**Items listed in a dataset**
*-*-*

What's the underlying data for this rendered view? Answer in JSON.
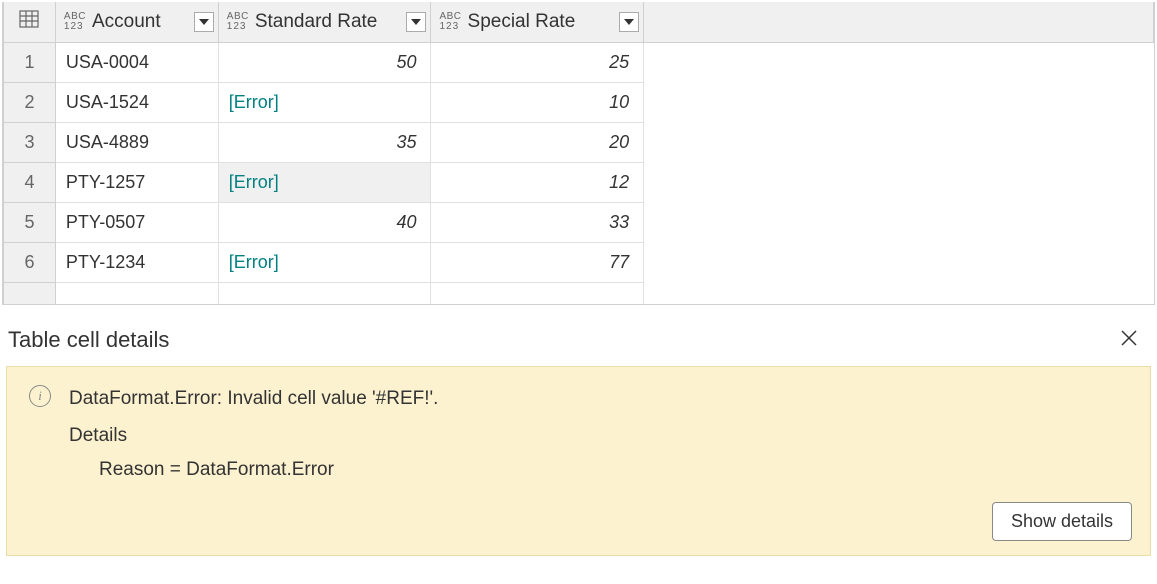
{
  "table": {
    "columns": [
      {
        "label": "Account"
      },
      {
        "label": "Standard Rate"
      },
      {
        "label": "Special Rate"
      }
    ],
    "rows": [
      {
        "num": "1",
        "account": "USA-0004",
        "std": "50",
        "std_error": false,
        "special": "25"
      },
      {
        "num": "2",
        "account": "USA-1524",
        "std": "[Error]",
        "std_error": true,
        "special": "10"
      },
      {
        "num": "3",
        "account": "USA-4889",
        "std": "35",
        "std_error": false,
        "special": "20"
      },
      {
        "num": "4",
        "account": "PTY-1257",
        "std": "[Error]",
        "std_error": true,
        "special": "12",
        "selected": true
      },
      {
        "num": "5",
        "account": "PTY-0507",
        "std": "40",
        "std_error": false,
        "special": "33"
      },
      {
        "num": "6",
        "account": "PTY-1234",
        "std": "[Error]",
        "std_error": true,
        "special": "77"
      }
    ]
  },
  "details": {
    "title": "Table cell details",
    "error_message": "DataFormat.Error: Invalid cell value '#REF!'.",
    "details_label": "Details",
    "reason_line": "Reason = DataFormat.Error",
    "show_details_label": "Show details"
  },
  "chart_data": {
    "type": "table",
    "columns": [
      "Account",
      "Standard Rate",
      "Special Rate"
    ],
    "data": [
      [
        "USA-0004",
        50,
        25
      ],
      [
        "USA-1524",
        null,
        10
      ],
      [
        "USA-4889",
        35,
        20
      ],
      [
        "PTY-1257",
        null,
        12
      ],
      [
        "PTY-0507",
        40,
        33
      ],
      [
        "PTY-1234",
        null,
        77
      ]
    ],
    "notes": "null in Standard Rate = [Error] cell (DataFormat.Error: Invalid cell value '#REF!')"
  }
}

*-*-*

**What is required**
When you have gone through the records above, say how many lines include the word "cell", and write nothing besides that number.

**Completed task**
3